Can Eating Spicy Food Cure The Common Cold? What To Consider

For any self-professed spicy food aficionado, a meal would never be complete without a dash or two of the hot stuff. And while eating spicy food certainly isn't for everyone, a considerable number of people across the globe find joy in every spice-filled bite. Some may even be doing it not just because they enjoy the burning sensation in their mouths, but also for the evidence-backed benefits of eating spicy foods.

In a 2019 study in the Journal of the American College of Cardiology, researchers studied the chili pepper eating habits of 22,811 Italian adults, and observed that people who had at least four spicy meals per week had a lower risk of dying versus folks who avoided the spicy stuff. 2015 research involving almost half a million Chinese adults (via the BMJ) supported this finding; according to scientists, eating spicy foods on a daily basis meant a 14% reduced risk of death compared to folks who consumed spicy foods less than once a week. In addition, eating spicy food may give your metabolism a boost, fight inflammation in the body, boost your body's defenses against bacteria, and possibly even hinder the development of cancer cells (per Healthline).

But is it true that eating spicy foods is the secret to getting better when you have a cold? After all, some people seem to believe that spicy food consumption can help them get rid of the sniffles. As it turns out, the truth is a bit more complicated.

Spicy foods can help with cold symptoms

According to GoodRx, the spices we add to our food contain capsaicin, an active chemical that produces a burning sensation when it comes into contact with the tongue and taste buds. Regardless of the method of preparation — whether cooked, uncooked, or simply dried — consuming capsaicin-rich foods like chili peppers allows the body to benefit from them.

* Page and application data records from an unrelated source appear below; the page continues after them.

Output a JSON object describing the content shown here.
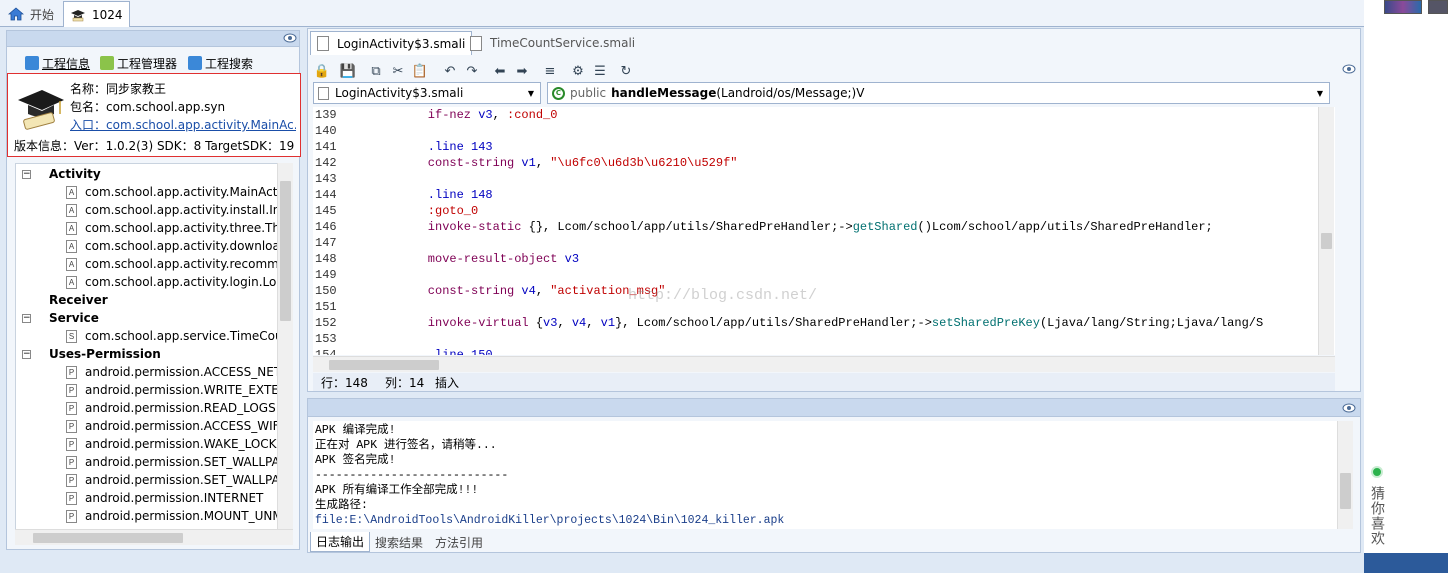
{
  "top_tabs": [
    {
      "label": "开始"
    },
    {
      "label": "1024"
    }
  ],
  "left_panel": {
    "tabs": [
      {
        "label": "工程信息"
      },
      {
        "label": "工程管理器"
      },
      {
        "label": "工程搜索"
      }
    ],
    "project": {
      "name_label": "名称：同步家教王",
      "package_label": "包名：com.school.app.syn",
      "entry_label": "入口：com.school.app.activity.MainAc...",
      "version_label": "版本信息：Ver：1.0.2(3) SDK：8 TargetSDK：19"
    },
    "tree": [
      {
        "kind": "group",
        "label": "Activity"
      },
      {
        "kind": "item",
        "badge": "A",
        "label": "com.school.app.activity.MainActivity"
      },
      {
        "kind": "item",
        "badge": "A",
        "label": "com.school.app.activity.install.InstallActivity"
      },
      {
        "kind": "item",
        "badge": "A",
        "label": "com.school.app.activity.three.ThreeActivity"
      },
      {
        "kind": "item",
        "badge": "A",
        "label": "com.school.app.activity.download.DownloadActivity"
      },
      {
        "kind": "item",
        "badge": "A",
        "label": "com.school.app.activity.recommend.RecommendActivity"
      },
      {
        "kind": "item",
        "badge": "A",
        "label": "com.school.app.activity.login.LoginActivity"
      },
      {
        "kind": "group",
        "label": "Receiver",
        "noicon": true
      },
      {
        "kind": "group",
        "label": "Service"
      },
      {
        "kind": "item",
        "badge": "S",
        "label": "com.school.app.service.TimeCountService"
      },
      {
        "kind": "group",
        "label": "Uses-Permission"
      },
      {
        "kind": "item",
        "badge": "P",
        "label": "android.permission.ACCESS_NETWORK_STATE"
      },
      {
        "kind": "item",
        "badge": "P",
        "label": "android.permission.WRITE_EXTERNAL_STORAGE"
      },
      {
        "kind": "item",
        "badge": "P",
        "label": "android.permission.READ_LOGS"
      },
      {
        "kind": "item",
        "badge": "P",
        "label": "android.permission.ACCESS_WIFI_STATE"
      },
      {
        "kind": "item",
        "badge": "P",
        "label": "android.permission.WAKE_LOCK"
      },
      {
        "kind": "item",
        "badge": "P",
        "label": "android.permission.SET_WALLPAPER"
      },
      {
        "kind": "item",
        "badge": "P",
        "label": "android.permission.SET_WALLPAPER_HINTS"
      },
      {
        "kind": "item",
        "badge": "P",
        "label": "android.permission.INTERNET"
      },
      {
        "kind": "item",
        "badge": "P",
        "label": "android.permission.MOUNT_UNMOUNT_FILESYSTEMS"
      }
    ]
  },
  "editor": {
    "tabs": [
      {
        "label": "LoginActivity$3.smali"
      },
      {
        "label": "TimeCountService.smali"
      }
    ],
    "file_combo": "LoginActivity$3.smali",
    "method_combo": {
      "modifier": "public",
      "name": "handleMessage",
      "sig": "(Landroid/os/Message;)V"
    },
    "lines": [
      {
        "n": "139",
        "segs": [
          {
            "t": "    if-nez ",
            "c": "kw"
          },
          {
            "t": "v3",
            "c": "reg"
          },
          {
            "t": ", ",
            "c": ""
          },
          {
            "t": ":cond_0",
            "c": "lbl"
          }
        ]
      },
      {
        "n": "140",
        "segs": []
      },
      {
        "n": "141",
        "segs": [
          {
            "t": "    .line 143",
            "c": "dir"
          }
        ]
      },
      {
        "n": "142",
        "segs": [
          {
            "t": "    const-string ",
            "c": "kw"
          },
          {
            "t": "v1",
            "c": "reg"
          },
          {
            "t": ", ",
            "c": ""
          },
          {
            "t": "\"\\u6fc0\\u6d3b\\u6210\\u529f\"",
            "c": "str"
          }
        ]
      },
      {
        "n": "143",
        "segs": []
      },
      {
        "n": "144",
        "segs": [
          {
            "t": "    .line 148",
            "c": "dir"
          }
        ]
      },
      {
        "n": "145",
        "segs": [
          {
            "t": "    :goto_0",
            "c": "lbl"
          }
        ]
      },
      {
        "n": "146",
        "segs": [
          {
            "t": "    invoke-static ",
            "c": "kw"
          },
          {
            "t": "{}, Lcom/school/app/utils/SharedPreHandler;->",
            "c": ""
          },
          {
            "t": "getShared",
            "c": "meth"
          },
          {
            "t": "()Lcom/school/app/utils/SharedPreHandler;",
            "c": ""
          }
        ]
      },
      {
        "n": "147",
        "segs": []
      },
      {
        "n": "148",
        "segs": [
          {
            "t": "    move-result-object ",
            "c": "kw"
          },
          {
            "t": "v3",
            "c": "reg"
          }
        ]
      },
      {
        "n": "149",
        "segs": []
      },
      {
        "n": "150",
        "segs": [
          {
            "t": "    const-string ",
            "c": "kw"
          },
          {
            "t": "v4",
            "c": "reg"
          },
          {
            "t": ", ",
            "c": ""
          },
          {
            "t": "\"activation_msg\"",
            "c": "str"
          }
        ]
      },
      {
        "n": "151",
        "segs": []
      },
      {
        "n": "152",
        "segs": [
          {
            "t": "    invoke-virtual ",
            "c": "kw"
          },
          {
            "t": "{",
            "c": ""
          },
          {
            "t": "v3",
            "c": "reg"
          },
          {
            "t": ", ",
            "c": ""
          },
          {
            "t": "v4",
            "c": "reg"
          },
          {
            "t": ", ",
            "c": ""
          },
          {
            "t": "v1",
            "c": "reg"
          },
          {
            "t": "}, Lcom/school/app/utils/SharedPreHandler;->",
            "c": ""
          },
          {
            "t": "setSharedPreKey",
            "c": "meth"
          },
          {
            "t": "(Ljava/lang/String;Ljava/lang/S",
            "c": ""
          }
        ]
      },
      {
        "n": "153",
        "segs": []
      },
      {
        "n": "154",
        "segs": [
          {
            "t": "    .line 150",
            "c": "dir"
          }
        ]
      }
    ],
    "watermark": "http://blog.csdn.net/",
    "status": {
      "row": "行：148",
      "col": "列：14",
      "mode": "插入"
    }
  },
  "output": {
    "lines": [
      {
        "t": "APK 编译完成!",
        "c": ""
      },
      {
        "t": "正在对 APK 进行签名，请稍等...",
        "c": ""
      },
      {
        "t": "APK 签名完成!",
        "c": ""
      },
      {
        "t": "----------------------------",
        "c": ""
      },
      {
        "t": "APK 所有编译工作全部完成!!!",
        "c": ""
      },
      {
        "t": "生成路径:",
        "c": ""
      },
      {
        "t": "file:E:\\AndroidTools\\AndroidKiller\\projects\\1024\\Bin\\1024_killer.apk",
        "c": "link"
      }
    ],
    "tabs": [
      {
        "label": "日志输出"
      },
      {
        "label": "搜索结果"
      },
      {
        "label": "方法引用"
      }
    ]
  },
  "side_widget": {
    "label": "猜你喜欢"
  },
  "colors": {
    "accent": "#0000c0",
    "string": "#c00000",
    "keyword": "#7f0055",
    "highlight_box": "#e03030"
  }
}
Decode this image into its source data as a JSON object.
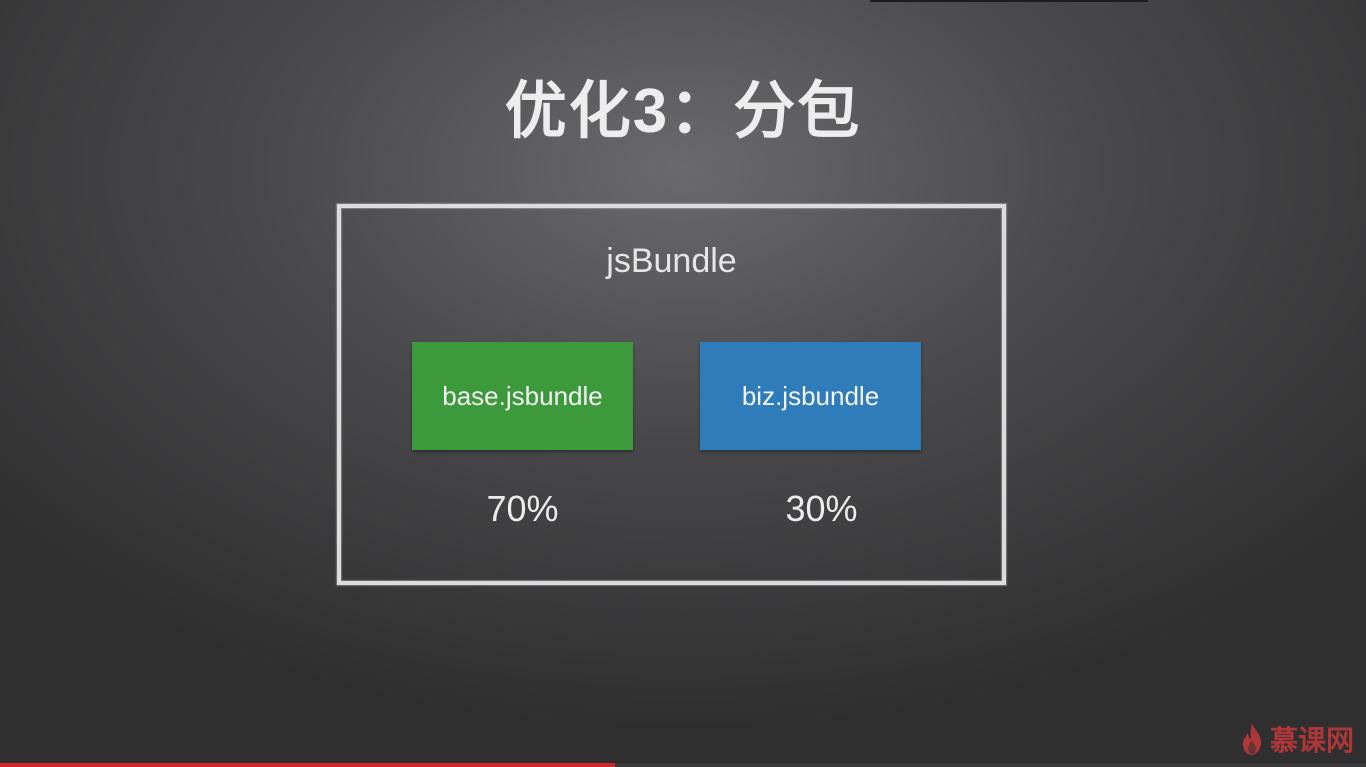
{
  "slide": {
    "title": "优化3：分包"
  },
  "diagram": {
    "container_label": "jsBundle",
    "bundles": [
      {
        "name": "base.jsbundle",
        "percent": "70%",
        "color": "#3d9a3c"
      },
      {
        "name": "biz.jsbundle",
        "percent": "30%",
        "color": "#2f7cbb"
      }
    ]
  },
  "player": {
    "progress_fraction": 0.45,
    "progress_color": "#d3262a"
  },
  "watermark": {
    "text": "慕课网",
    "icon": "flame-icon"
  }
}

In an interview with TIME Magazine, Dr. Brett Comer, a surgeon and ear, nose, and throat specialist from the University of Kentucky College of Medicine, explained that consuming food at a certain level of spiciness can cause increased production of fluid not just in your eyes, nose, and mouth, but even all the way down to your digestive and excretory systems as well. "When your mouth or throat encounters any foreign object that's noxious, the thinking is that liquid helps to move that out." Comer added that at times, the amount of mucus that finds its way into the gastrointestinal tract may be enough to cause stomach issues for some people.

For the same reason, eating spicy food while you have a cold can actually help ease your symptoms. As Rochester Regional Health explains, the capsaicin in your spicy food can both break up mucus in your respiratory system and boost its production. This can help relieve your sore throat and cough, but can also lead to more mucus running down your nose (and you sweating buckets).

But spicy foods do not cure the common cold

Unfortunately, the relief that eating spicy foods can bring to someone experiencing cold symptoms likely caused the incorrect belief that it can actually solve the person's predicament. While eating spicy food during a particularly nasty bout of the common cold can help you feel a lot less awful, it won't cure you. In fact, as you've likely already heard from your science teachers, there is no cure for the common cold.

According to Scientific American, experts have been searching for a cure since the middle of the 20th century, but have yet to succeed. As Edinburgh Napier University immunologist Peter Barlow explained, in order to develop a cure for the rhinoviruses that cause the cold, scientists need to figure out how to deal with every single type — and there are at least 160 of them. "The main challenge with rhinovirus is the number of circulating strains ... [i]t's incredibly difficult to create a vaccine or drug that will target all of those 160 [strains]." In simpler terms, it's like creating a key that opens 160 (possibly more) locks.

The good news, of course, is that the common cold tends to go away after a week or so, with rest and proper nutrition (per Mayo Clinic). So feel free to indulge in the spicy stuff when you have a cold; it won't cure you, but it will help you (or at the very least, your taste buds) feel better.